Exercise requirements:
Your answer is one number: the count of lines below that hold the word "title".

=== Section Start ===

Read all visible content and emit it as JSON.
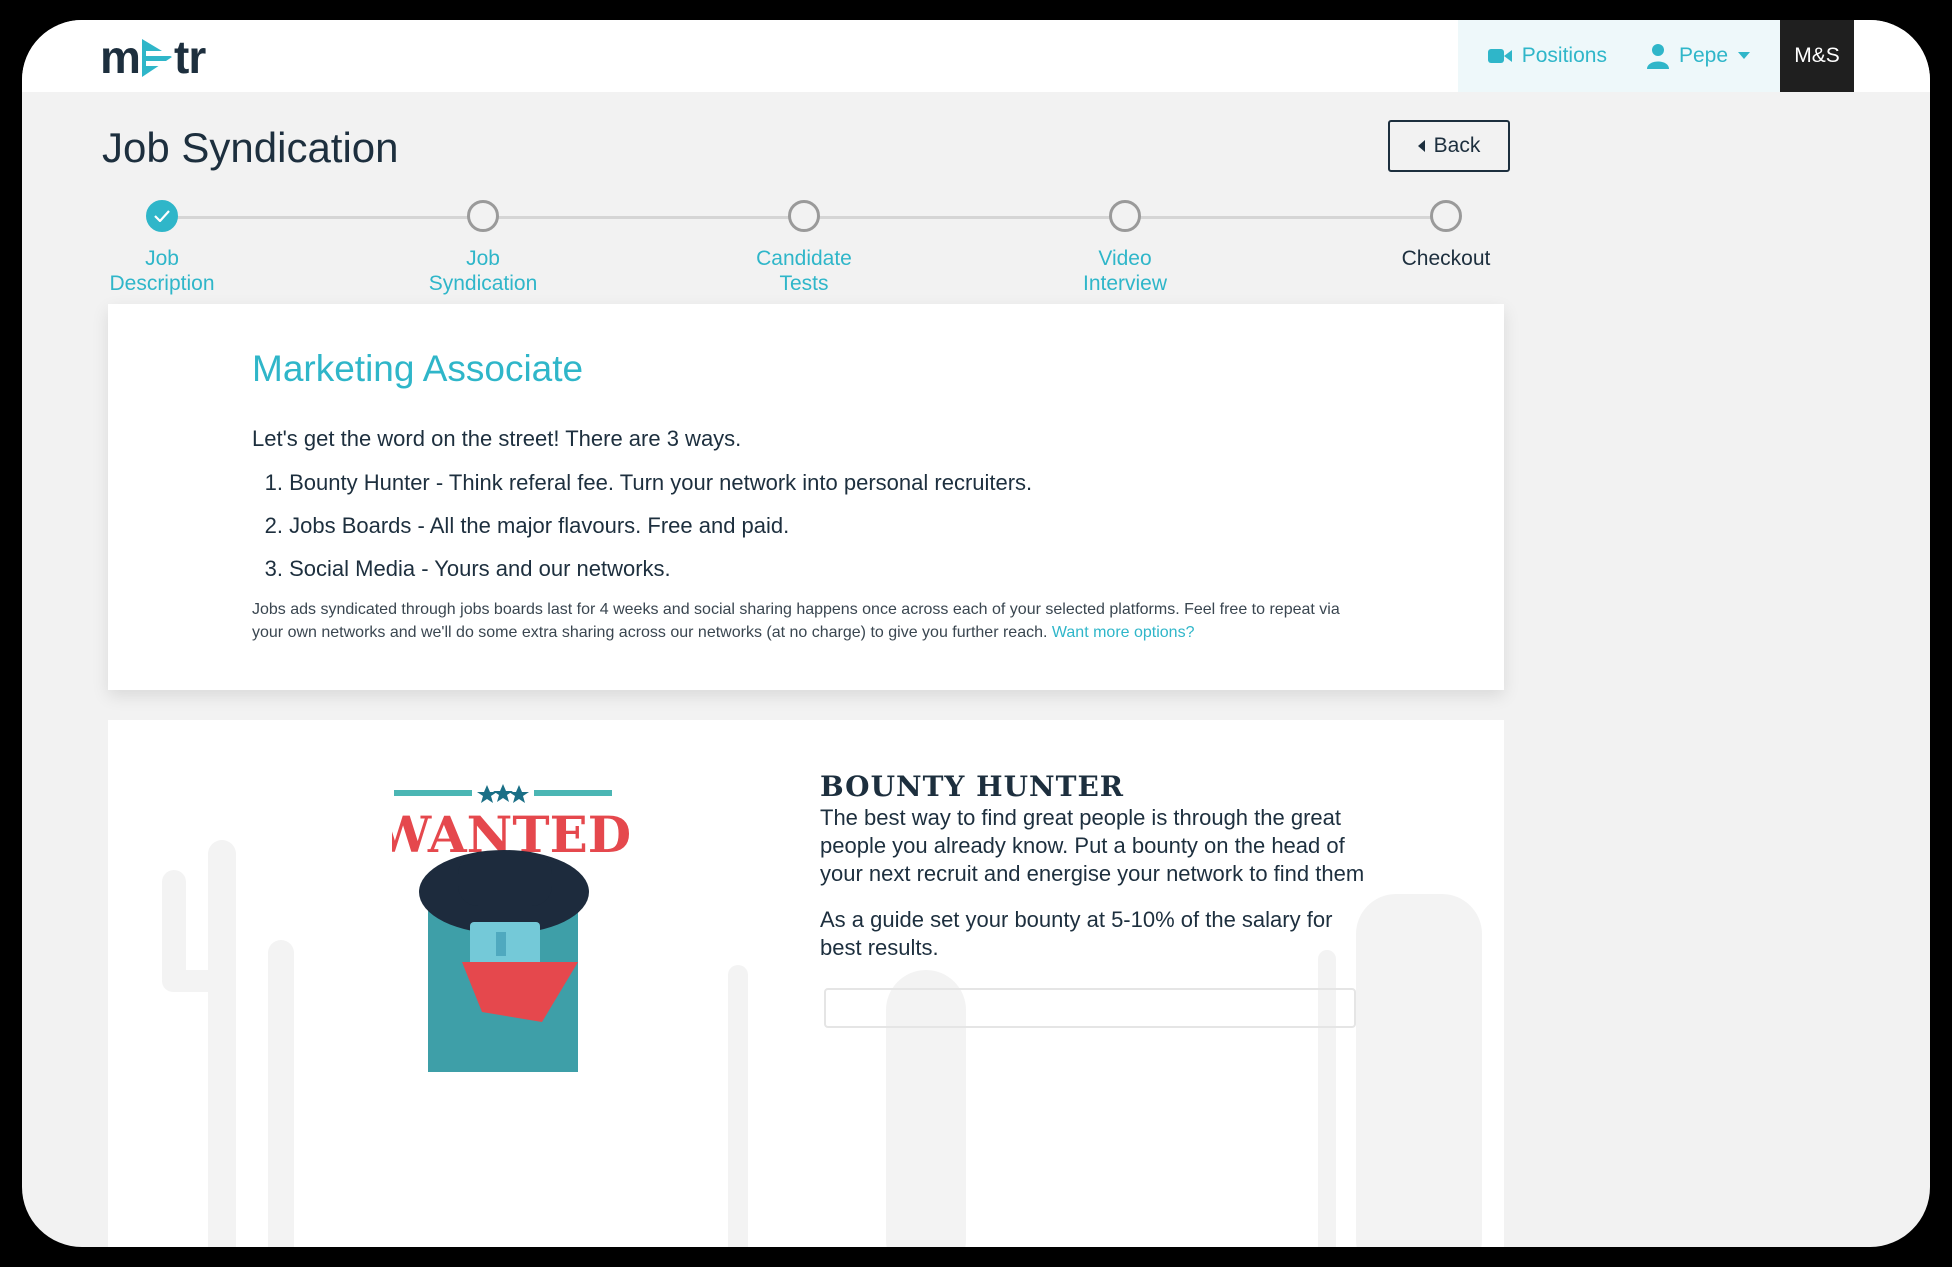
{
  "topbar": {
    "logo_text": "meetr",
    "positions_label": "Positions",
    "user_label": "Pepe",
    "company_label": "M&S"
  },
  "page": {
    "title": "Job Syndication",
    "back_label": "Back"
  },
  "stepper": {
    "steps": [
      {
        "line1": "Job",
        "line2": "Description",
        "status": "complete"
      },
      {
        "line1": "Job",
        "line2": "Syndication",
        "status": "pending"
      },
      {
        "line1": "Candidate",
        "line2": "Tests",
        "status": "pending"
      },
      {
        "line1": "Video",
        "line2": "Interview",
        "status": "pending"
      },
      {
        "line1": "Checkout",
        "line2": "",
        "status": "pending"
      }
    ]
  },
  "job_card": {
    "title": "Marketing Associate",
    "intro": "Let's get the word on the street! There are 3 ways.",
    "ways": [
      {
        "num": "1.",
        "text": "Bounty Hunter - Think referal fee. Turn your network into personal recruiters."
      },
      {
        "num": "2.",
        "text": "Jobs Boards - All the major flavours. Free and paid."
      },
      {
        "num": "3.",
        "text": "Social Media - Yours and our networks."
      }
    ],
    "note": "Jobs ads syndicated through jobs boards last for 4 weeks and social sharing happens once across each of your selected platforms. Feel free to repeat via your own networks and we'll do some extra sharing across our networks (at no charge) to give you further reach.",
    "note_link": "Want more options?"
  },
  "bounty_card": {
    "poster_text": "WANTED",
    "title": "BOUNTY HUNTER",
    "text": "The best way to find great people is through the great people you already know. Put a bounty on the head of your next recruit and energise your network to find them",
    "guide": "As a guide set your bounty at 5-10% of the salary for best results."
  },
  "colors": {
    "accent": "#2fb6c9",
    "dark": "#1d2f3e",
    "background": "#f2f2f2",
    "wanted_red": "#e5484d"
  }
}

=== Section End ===

Solution:
3